| TASK INSTRUCTIONS |
For each line below that contains the string "ROTARY", copy that line.

[Dataset records]

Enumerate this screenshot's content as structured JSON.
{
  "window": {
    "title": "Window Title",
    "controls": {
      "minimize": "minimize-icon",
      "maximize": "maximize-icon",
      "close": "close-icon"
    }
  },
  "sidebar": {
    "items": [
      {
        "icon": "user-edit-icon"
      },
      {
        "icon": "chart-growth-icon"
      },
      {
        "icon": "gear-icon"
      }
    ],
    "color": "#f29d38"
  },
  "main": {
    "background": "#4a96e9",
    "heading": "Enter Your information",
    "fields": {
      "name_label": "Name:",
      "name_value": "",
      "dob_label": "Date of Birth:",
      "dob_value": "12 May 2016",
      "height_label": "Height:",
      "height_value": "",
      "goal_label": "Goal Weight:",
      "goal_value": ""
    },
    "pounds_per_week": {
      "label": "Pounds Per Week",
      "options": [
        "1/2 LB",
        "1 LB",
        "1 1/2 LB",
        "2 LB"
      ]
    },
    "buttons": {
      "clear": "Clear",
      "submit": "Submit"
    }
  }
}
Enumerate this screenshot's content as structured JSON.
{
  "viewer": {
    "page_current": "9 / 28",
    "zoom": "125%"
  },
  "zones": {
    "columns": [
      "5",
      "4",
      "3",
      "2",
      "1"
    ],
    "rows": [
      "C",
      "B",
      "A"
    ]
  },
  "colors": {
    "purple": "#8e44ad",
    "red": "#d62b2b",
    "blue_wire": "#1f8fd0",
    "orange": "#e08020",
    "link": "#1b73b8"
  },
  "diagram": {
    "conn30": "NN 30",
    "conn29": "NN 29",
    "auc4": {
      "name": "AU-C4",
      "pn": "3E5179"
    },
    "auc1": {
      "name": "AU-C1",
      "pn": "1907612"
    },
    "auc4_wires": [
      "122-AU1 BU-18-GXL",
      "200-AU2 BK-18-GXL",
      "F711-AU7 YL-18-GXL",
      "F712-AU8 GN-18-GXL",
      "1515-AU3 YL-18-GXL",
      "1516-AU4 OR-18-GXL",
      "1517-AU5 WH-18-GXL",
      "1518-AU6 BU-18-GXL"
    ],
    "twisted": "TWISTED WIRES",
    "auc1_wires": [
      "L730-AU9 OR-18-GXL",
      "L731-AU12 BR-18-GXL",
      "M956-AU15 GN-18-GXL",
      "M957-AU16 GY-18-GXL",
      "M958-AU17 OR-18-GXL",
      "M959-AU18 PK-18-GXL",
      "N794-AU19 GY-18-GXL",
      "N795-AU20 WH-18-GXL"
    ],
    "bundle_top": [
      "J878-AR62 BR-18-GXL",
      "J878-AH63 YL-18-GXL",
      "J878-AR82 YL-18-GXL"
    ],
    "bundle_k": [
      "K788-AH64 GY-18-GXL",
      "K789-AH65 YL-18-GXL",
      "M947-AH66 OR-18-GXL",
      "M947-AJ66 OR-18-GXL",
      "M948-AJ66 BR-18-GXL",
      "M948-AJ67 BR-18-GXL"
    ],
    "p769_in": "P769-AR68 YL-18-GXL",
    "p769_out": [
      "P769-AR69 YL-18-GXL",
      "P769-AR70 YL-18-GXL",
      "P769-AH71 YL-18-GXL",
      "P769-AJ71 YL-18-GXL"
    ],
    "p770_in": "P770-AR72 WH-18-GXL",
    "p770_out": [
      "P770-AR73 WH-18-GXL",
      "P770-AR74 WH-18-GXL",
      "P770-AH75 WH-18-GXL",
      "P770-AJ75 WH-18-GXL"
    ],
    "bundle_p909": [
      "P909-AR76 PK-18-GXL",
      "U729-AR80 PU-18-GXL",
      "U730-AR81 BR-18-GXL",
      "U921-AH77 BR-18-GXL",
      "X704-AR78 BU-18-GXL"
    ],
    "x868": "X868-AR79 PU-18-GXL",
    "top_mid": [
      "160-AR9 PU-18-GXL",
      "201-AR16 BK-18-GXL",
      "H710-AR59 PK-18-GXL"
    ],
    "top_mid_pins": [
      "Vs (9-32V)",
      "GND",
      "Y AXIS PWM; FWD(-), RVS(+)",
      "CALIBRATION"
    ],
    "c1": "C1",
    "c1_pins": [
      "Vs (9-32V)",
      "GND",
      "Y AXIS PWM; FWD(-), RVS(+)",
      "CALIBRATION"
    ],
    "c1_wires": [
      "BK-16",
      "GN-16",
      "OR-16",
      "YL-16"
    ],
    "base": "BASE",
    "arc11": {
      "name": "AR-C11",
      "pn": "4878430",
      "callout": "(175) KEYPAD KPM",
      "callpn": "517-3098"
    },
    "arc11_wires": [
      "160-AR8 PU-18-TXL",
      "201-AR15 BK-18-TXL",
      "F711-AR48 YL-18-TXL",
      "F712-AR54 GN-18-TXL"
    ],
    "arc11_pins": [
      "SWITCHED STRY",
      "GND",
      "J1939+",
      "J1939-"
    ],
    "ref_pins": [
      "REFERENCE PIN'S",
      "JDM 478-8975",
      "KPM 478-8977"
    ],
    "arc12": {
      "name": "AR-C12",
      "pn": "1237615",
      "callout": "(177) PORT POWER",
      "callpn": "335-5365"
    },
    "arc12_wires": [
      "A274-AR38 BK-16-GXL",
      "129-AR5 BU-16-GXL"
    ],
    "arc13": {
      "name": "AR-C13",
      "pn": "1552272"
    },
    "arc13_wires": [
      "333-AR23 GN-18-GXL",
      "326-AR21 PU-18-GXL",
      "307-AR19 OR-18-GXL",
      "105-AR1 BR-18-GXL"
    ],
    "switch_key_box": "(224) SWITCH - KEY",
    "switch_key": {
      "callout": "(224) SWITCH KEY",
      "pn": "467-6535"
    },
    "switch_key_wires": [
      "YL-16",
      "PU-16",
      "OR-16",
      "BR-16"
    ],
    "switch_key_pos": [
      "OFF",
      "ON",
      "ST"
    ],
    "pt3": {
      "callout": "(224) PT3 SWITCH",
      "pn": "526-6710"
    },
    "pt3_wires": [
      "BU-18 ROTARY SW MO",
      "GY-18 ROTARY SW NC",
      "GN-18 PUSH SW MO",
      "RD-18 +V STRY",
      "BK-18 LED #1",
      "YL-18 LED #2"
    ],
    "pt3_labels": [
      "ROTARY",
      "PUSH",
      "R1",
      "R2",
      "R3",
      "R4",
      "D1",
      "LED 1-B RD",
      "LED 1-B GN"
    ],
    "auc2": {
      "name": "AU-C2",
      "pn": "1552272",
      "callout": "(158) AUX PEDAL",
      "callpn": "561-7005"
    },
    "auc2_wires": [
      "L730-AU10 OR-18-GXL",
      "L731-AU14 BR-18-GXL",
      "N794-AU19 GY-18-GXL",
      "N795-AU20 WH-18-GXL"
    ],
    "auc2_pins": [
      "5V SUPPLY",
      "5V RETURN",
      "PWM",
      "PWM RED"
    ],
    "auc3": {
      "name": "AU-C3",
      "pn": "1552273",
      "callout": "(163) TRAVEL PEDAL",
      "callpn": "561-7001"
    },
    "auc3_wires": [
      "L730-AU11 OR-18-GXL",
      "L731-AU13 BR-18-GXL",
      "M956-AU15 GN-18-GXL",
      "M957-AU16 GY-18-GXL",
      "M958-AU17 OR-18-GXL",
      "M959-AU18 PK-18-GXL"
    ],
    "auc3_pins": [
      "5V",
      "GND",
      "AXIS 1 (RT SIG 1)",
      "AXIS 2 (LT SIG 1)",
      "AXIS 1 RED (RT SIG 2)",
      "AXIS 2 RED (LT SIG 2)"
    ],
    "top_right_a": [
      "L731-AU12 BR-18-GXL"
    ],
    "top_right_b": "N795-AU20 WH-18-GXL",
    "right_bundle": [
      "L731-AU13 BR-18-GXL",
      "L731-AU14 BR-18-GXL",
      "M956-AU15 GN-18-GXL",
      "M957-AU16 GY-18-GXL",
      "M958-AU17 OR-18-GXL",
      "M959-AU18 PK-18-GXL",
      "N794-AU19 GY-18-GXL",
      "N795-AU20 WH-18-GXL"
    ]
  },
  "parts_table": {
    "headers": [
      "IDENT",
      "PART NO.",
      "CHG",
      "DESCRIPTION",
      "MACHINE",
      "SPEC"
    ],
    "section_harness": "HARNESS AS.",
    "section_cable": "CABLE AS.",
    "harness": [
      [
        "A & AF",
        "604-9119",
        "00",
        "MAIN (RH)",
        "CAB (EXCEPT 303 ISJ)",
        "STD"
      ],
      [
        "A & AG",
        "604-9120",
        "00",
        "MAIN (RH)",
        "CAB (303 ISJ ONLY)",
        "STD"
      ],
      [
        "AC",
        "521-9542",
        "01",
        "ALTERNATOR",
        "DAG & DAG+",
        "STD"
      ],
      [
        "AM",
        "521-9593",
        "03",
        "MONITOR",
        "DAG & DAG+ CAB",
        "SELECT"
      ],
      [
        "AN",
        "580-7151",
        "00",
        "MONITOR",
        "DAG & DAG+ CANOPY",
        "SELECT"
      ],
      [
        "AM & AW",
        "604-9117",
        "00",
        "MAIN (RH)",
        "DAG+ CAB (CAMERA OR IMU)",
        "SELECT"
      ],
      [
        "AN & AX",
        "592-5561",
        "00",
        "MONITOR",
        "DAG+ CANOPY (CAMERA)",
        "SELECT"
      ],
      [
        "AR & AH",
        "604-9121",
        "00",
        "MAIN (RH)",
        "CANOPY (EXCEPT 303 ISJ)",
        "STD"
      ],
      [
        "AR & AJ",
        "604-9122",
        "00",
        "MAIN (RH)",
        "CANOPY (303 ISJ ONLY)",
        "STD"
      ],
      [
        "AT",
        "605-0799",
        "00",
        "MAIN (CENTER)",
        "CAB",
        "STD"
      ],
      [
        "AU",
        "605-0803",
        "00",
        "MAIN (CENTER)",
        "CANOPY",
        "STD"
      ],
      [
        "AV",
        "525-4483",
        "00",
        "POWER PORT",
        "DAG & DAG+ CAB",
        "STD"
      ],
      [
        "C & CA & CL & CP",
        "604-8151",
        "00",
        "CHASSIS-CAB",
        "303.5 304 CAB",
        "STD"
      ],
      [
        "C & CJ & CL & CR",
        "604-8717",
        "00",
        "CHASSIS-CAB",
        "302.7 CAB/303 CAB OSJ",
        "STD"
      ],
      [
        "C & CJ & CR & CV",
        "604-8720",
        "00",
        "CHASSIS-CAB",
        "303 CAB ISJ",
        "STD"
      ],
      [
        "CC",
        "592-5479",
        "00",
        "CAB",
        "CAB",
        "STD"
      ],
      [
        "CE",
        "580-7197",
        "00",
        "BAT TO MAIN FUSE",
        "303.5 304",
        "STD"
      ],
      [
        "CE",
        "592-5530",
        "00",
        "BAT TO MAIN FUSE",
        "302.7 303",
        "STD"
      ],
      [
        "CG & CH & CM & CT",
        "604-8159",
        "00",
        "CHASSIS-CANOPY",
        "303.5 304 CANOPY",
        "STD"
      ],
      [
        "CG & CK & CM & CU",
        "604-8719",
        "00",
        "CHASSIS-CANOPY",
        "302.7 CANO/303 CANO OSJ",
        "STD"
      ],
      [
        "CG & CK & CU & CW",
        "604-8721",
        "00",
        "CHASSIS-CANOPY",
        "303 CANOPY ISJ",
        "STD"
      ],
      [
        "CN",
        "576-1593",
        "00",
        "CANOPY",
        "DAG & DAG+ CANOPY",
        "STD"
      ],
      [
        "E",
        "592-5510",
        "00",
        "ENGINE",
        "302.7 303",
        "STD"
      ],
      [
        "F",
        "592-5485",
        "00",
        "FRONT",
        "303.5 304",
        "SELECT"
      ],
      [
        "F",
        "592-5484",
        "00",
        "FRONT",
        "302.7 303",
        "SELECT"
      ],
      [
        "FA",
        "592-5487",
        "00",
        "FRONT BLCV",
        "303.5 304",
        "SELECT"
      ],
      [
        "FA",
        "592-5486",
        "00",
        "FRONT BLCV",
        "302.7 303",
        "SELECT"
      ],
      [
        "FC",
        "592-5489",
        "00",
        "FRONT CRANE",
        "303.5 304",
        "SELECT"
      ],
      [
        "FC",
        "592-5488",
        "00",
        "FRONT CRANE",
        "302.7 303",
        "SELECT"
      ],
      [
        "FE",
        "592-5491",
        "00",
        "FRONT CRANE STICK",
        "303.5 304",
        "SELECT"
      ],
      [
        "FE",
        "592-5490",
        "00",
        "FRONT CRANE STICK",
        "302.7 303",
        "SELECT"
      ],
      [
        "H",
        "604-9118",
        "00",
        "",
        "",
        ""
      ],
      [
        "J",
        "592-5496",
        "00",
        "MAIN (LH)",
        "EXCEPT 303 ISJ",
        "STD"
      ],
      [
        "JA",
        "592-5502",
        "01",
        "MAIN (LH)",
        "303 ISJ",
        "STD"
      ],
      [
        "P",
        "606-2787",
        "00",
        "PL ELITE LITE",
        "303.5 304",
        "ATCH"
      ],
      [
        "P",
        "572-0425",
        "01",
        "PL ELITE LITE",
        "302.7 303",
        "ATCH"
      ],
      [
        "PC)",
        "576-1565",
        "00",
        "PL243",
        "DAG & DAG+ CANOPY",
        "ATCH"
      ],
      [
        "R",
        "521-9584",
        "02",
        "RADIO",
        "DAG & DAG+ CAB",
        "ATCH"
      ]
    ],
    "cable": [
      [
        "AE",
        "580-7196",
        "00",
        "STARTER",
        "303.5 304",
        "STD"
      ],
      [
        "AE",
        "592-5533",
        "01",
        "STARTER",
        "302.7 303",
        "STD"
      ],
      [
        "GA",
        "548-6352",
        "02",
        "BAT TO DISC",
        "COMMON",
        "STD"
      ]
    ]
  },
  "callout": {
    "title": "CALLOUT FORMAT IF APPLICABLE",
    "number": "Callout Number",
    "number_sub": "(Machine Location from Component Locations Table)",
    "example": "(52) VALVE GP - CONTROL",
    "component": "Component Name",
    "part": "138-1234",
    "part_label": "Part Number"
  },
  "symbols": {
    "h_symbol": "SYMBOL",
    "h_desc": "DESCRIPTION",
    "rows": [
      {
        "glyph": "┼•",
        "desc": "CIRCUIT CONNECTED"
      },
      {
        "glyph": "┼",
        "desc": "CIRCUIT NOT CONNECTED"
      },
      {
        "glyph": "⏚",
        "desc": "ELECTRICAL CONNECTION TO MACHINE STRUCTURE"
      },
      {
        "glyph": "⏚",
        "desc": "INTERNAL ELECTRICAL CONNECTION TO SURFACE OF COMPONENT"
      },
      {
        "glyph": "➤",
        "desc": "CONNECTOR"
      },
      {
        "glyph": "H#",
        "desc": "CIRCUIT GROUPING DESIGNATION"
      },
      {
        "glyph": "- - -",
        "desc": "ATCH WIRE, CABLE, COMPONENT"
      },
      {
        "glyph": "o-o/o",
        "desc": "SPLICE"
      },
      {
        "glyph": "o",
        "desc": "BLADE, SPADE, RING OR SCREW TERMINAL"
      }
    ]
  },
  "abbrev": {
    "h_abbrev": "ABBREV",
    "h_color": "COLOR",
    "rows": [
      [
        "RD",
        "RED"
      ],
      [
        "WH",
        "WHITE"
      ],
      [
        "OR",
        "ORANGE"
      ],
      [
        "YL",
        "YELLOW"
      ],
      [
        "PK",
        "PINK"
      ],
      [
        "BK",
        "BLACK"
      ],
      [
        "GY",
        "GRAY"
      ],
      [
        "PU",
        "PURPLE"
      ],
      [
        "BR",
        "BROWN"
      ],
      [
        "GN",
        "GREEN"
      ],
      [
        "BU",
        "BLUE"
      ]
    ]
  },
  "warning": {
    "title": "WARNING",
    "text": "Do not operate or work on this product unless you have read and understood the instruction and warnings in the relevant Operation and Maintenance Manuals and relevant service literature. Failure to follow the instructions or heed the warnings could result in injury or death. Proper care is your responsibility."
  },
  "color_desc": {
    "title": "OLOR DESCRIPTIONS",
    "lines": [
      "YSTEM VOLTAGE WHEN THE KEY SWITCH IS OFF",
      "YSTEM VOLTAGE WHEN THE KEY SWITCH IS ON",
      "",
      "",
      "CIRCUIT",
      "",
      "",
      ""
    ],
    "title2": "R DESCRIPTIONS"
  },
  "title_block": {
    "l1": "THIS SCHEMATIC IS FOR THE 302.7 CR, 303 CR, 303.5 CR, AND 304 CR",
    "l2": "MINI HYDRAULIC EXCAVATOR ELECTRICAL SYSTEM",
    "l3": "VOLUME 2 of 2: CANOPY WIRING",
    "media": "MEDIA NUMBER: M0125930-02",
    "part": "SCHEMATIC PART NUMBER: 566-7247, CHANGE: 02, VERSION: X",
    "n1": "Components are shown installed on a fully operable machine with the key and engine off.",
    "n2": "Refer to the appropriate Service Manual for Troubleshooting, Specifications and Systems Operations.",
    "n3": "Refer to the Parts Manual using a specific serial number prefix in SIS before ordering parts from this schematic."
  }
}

| RESPONSE BOX |
      "BU-18 ROTARY SW MO",
      "GY-18 ROTARY SW NC",
      "ROTARY",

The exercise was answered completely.